** Opening MATERIAL FOR THIS TASK block **
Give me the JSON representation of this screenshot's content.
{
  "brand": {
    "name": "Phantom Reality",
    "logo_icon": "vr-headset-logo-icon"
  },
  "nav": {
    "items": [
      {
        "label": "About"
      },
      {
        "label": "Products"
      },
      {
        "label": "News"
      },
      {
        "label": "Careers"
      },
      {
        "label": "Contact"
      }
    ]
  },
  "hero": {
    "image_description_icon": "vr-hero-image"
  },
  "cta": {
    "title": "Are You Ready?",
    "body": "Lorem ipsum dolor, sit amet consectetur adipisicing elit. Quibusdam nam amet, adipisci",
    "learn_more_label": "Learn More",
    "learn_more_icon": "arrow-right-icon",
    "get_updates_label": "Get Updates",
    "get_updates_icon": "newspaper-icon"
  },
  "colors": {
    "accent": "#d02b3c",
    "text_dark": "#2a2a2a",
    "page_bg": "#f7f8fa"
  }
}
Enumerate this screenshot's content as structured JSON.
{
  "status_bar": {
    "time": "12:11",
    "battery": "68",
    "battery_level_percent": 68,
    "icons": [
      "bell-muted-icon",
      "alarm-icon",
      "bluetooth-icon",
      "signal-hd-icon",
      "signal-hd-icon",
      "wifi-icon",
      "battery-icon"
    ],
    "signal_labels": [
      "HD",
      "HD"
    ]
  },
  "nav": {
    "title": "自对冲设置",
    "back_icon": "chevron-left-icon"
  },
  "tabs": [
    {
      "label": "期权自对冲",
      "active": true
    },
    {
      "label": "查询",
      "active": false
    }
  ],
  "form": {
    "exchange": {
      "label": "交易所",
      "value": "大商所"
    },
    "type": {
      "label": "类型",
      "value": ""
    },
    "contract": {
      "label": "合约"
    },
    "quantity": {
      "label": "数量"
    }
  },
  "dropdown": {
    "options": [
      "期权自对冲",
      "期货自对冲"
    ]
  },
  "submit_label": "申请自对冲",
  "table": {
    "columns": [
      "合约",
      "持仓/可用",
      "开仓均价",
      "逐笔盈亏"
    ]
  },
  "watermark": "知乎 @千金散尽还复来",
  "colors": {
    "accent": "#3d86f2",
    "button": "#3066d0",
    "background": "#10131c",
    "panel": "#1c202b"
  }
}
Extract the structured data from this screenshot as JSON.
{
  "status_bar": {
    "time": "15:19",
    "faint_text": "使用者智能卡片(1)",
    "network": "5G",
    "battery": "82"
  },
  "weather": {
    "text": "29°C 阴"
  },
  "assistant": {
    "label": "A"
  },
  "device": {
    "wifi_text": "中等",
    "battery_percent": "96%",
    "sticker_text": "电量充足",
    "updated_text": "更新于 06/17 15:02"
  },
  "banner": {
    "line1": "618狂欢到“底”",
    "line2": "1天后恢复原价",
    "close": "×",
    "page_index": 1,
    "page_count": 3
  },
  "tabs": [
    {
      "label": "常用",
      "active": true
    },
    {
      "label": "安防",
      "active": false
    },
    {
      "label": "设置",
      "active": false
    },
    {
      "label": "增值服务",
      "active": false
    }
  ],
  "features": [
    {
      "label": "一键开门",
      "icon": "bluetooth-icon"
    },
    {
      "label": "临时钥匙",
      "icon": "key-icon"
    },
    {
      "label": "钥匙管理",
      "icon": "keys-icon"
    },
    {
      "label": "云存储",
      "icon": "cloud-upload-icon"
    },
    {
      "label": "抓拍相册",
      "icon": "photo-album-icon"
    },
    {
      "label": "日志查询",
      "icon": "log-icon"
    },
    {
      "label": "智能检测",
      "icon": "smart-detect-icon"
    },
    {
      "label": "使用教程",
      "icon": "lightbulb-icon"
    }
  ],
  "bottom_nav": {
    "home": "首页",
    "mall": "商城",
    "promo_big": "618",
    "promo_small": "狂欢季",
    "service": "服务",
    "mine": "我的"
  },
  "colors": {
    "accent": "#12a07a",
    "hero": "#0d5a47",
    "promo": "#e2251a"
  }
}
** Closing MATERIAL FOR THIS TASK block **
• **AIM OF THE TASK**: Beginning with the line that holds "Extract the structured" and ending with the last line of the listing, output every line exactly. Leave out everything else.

• **TASK RESPONSE**:
Extract the structured data from this screenshot as JSON.
{
  "status_bar": {
    "time": "15:19",
    "faint_text": "使用者智能卡片(1)",
    "network": "5G",
    "battery": "82"
  },
  "weather": {
    "text": "29°C 阴"
  },
  "assistant": {
    "label": "A"
  },
  "device": {
    "wifi_text": "中等",
    "battery_percent": "96%",
    "sticker_text": "电量充足",
    "updated_text": "更新于 06/17 15:02"
  },
  "banner": {
    "line1": "618狂欢到“底”",
    "line2": "1天后恢复原价",
    "close": "×",
    "page_index": 1,
    "page_count": 3
  },
  "tabs": [
    {
      "label": "常用",
      "active": true
    },
    {
      "label": "安防",
      "active": false
    },
    {
      "label": "设置",
      "active": false
    },
    {
      "label": "增值服务",
      "active": false
    }
  ],
  "features": [
    {
      "label": "一键开门",
      "icon": "bluetooth-icon"
    },
    {
      "label": "临时钥匙",
      "icon": "key-icon"
    },
    {
      "label": "钥匙管理",
      "icon": "keys-icon"
    },
    {
      "label": "云存储",
      "icon": "cloud-upload-icon"
    },
    {
      "label": "抓拍相册",
      "icon": "photo-album-icon"
    },
    {
      "label": "日志查询",
      "icon": "log-icon"
    },
    {
      "label": "智能检测",
      "icon": "smart-detect-icon"
    },
    {
      "label": "使用教程",
      "icon": "lightbulb-icon"
    }
  ],
  "bottom_nav": {
    "home": "首页",
    "mall": "商城",
    "promo_big": "618",
    "promo_small": "狂欢季",
    "service": "服务",
    "mine": "我的"
  },
  "colors": {
    "accent": "#12a07a",
    "hero": "#0d5a47",
    "promo": "#e2251a"
  }
}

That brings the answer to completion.